Let’s not go overboard for Jonathan Niese now
According to the New York Post’s Joel Sherman, we have the Blue Jays, Padres, Red Sox, Rockies and Yankees all in on Mets left-hander Jonathan Niese. And it’s easy to see why teams would be interested. Niese is a 25-year-old left-hander making close to the minimum with a decent track record and pretty legitimate stuff.
The most intriguing thing about Niese is that he’s fanned 7.65 batters per nine innigs as a major leaguer. That’s a better mark than Dan Haren, James Shields, Matt Cain or Cliff Lee. CC Sabathia barely tops him at 7.68. Being that strikeout rate is pretty much the best indicator available for future success, it’s no surprise there’s quite a bit of demand for Niese.
But there’s something to be very cautious about here, too. Niese appears to suffer from Glendon Rusch disease, in that he gives up hits at a much greater rate than one would expect given his strikeout and home run rates. The major league batting average on balls in play last year was .291. Niese finished at .333. Usually when something like that happens, it gets written off as a fluke and the pitcher gets talked about as a bounce-back candidate for the next year.

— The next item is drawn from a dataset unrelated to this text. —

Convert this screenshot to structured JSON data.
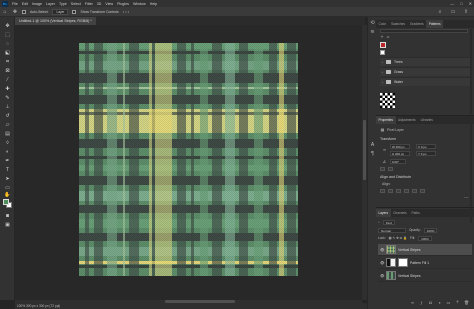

It doesn’t appear to be a fluke with Niese, though. He came in at .324 in 2010. In 2009, he was at .313 in Triple-A and .317 in five major league starts. In 2008, he was at .304 in the minors and .375 in three major league starts. In 2007, he was at .340 in high-A ball.
In Niese’s case, this likely has a lot to do with a lack of fastball movement. He can get swings and misses, particularly with his breaking balls, but hitters tend to line up hit fastball pretty well. It’s not something that figures to change, so Niese may well be one of those guys who is never quite as good as his peripherals.

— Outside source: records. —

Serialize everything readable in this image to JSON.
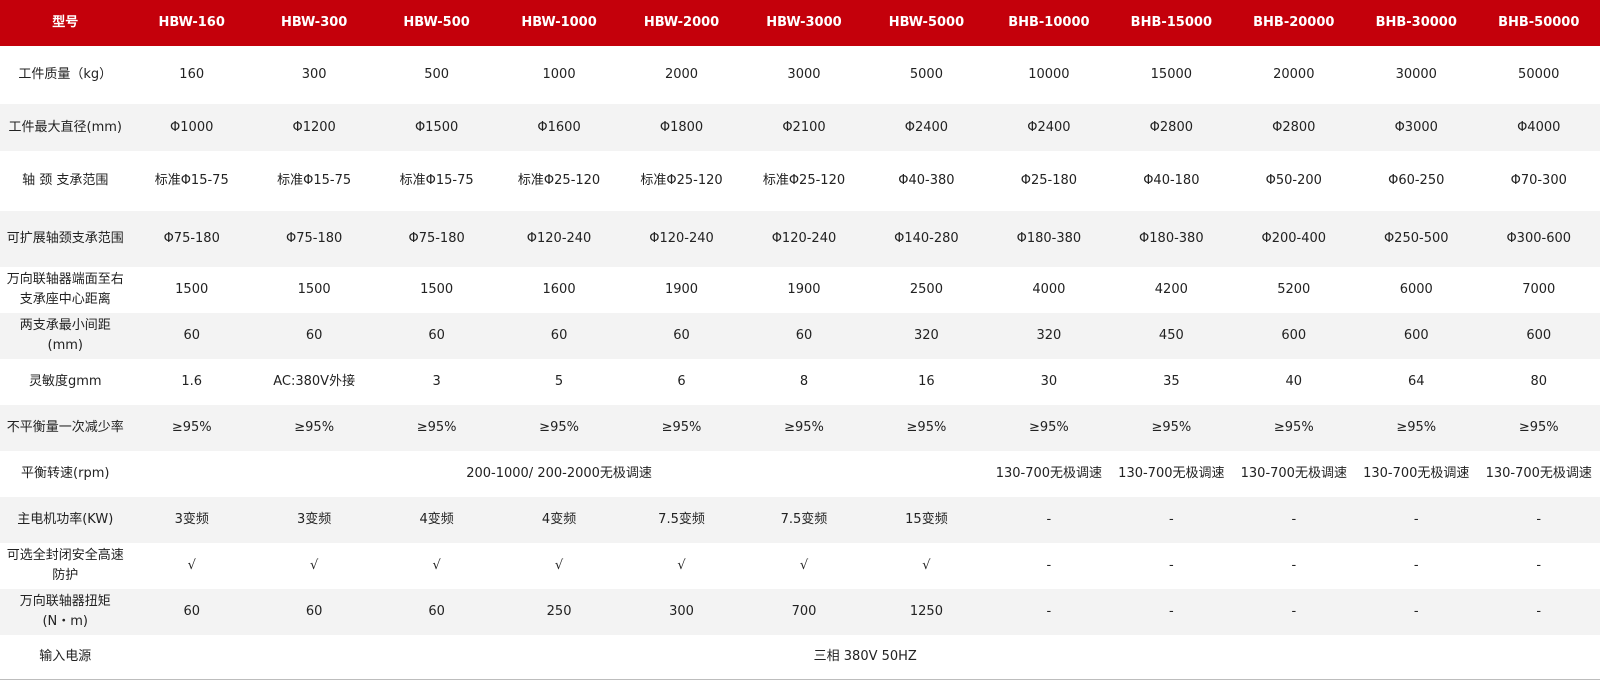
{
  "table": {
    "header": [
      "型号",
      "HBW-160",
      "HBW-300",
      "HBW-500",
      "HBW-1000",
      "HBW-2000",
      "HBW-3000",
      "HBW-5000",
      "BHB-10000",
      "BHB-15000",
      "BHB-20000",
      "BHB-30000",
      "BHB-50000"
    ],
    "rows": [
      {
        "label": "工件质量（kg）",
        "values": [
          "160",
          "300",
          "500",
          "1000",
          "2000",
          "3000",
          "5000",
          "10000",
          "15000",
          "20000",
          "30000",
          "50000"
        ]
      },
      {
        "label": "工件最大直径(mm)",
        "values": [
          "Φ1000",
          "Φ1200",
          "Φ1500",
          "Φ1600",
          "Φ1800",
          "Φ2100",
          "Φ2400",
          "Φ2400",
          "Φ2800",
          "Φ2800",
          "Φ3000",
          "Φ4000"
        ]
      },
      {
        "label": "轴 颈 支承范围",
        "values": [
          "标准Φ15-75",
          "标准Φ15-75",
          "标准Φ15-75",
          "标准Φ25-120",
          "标准Φ25-120",
          "标准Φ25-120",
          "Φ40-380",
          "Φ25-180",
          "Φ40-180",
          "Φ50-200",
          "Φ60-250",
          "Φ70-300"
        ]
      },
      {
        "label": "可扩展轴颈支承范围",
        "values": [
          "Φ75-180",
          "Φ75-180",
          "Φ75-180",
          "Φ120-240",
          "Φ120-240",
          "Φ120-240",
          "Φ140-280",
          "Φ180-380",
          "Φ180-380",
          "Φ200-400",
          "Φ250-500",
          "Φ300-600"
        ]
      },
      {
        "label_line1": "万向联轴器端面至右",
        "label_line2": "支承座中心距离",
        "values": [
          "1500",
          "1500",
          "1500",
          "1600",
          "1900",
          "1900",
          "2500",
          "4000",
          "4200",
          "5200",
          "6000",
          "7000"
        ]
      },
      {
        "label_line1": "两支承最小间距",
        "label_line2": "(mm)",
        "values": [
          "60",
          "60",
          "60",
          "60",
          "60",
          "60",
          "320",
          "320",
          "450",
          "600",
          "600",
          "600"
        ]
      },
      {
        "label": "灵敏度gmm",
        "values": [
          "1.6",
          "AC:380V外接",
          "3",
          "5",
          "6",
          "8",
          "16",
          "30",
          "35",
          "40",
          "64",
          "80"
        ]
      },
      {
        "label": "不平衡量一次减少率",
        "values": [
          "≥95%",
          "≥95%",
          "≥95%",
          "≥95%",
          "≥95%",
          "≥95%",
          "≥95%",
          "≥95%",
          "≥95%",
          "≥95%",
          "≥95%",
          "≥95%"
        ]
      },
      {
        "label": "平衡转速(rpm)",
        "merged": "200-1000/ 200-2000无极调速",
        "values": [
          "130-700无极调速",
          "130-700无极调速",
          "130-700无极调速",
          "130-700无极调速",
          "130-700无极调速"
        ]
      },
      {
        "label": "主电机功率(KW)",
        "values": [
          "3变频",
          "3变频",
          "4变频",
          "4变频",
          "7.5变频",
          "7.5变频",
          "15变频",
          "-",
          "-",
          "-",
          "-",
          "-"
        ]
      },
      {
        "label_line1": "可选全封闭安全高速",
        "label_line2": "防护",
        "values": [
          "√",
          "√",
          "√",
          "√",
          "√",
          "√",
          "√",
          "-",
          "-",
          "-",
          "-",
          "-"
        ]
      },
      {
        "label_line1": "万向联轴器扭矩",
        "label_line2": "(N・m)",
        "values": [
          "60",
          "60",
          "60",
          "250",
          "300",
          "700",
          "1250",
          "-",
          "-",
          "-",
          "-",
          "-"
        ]
      },
      {
        "label": "输入电源",
        "merged": "三相 380V 50HZ"
      }
    ]
  }
}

That doesn’t mean he’s not worth having; Niese is still a perfectly acceptable No. 4 starter as is. But the price will be significant, and teams expecting him to break through will probably be disappointed.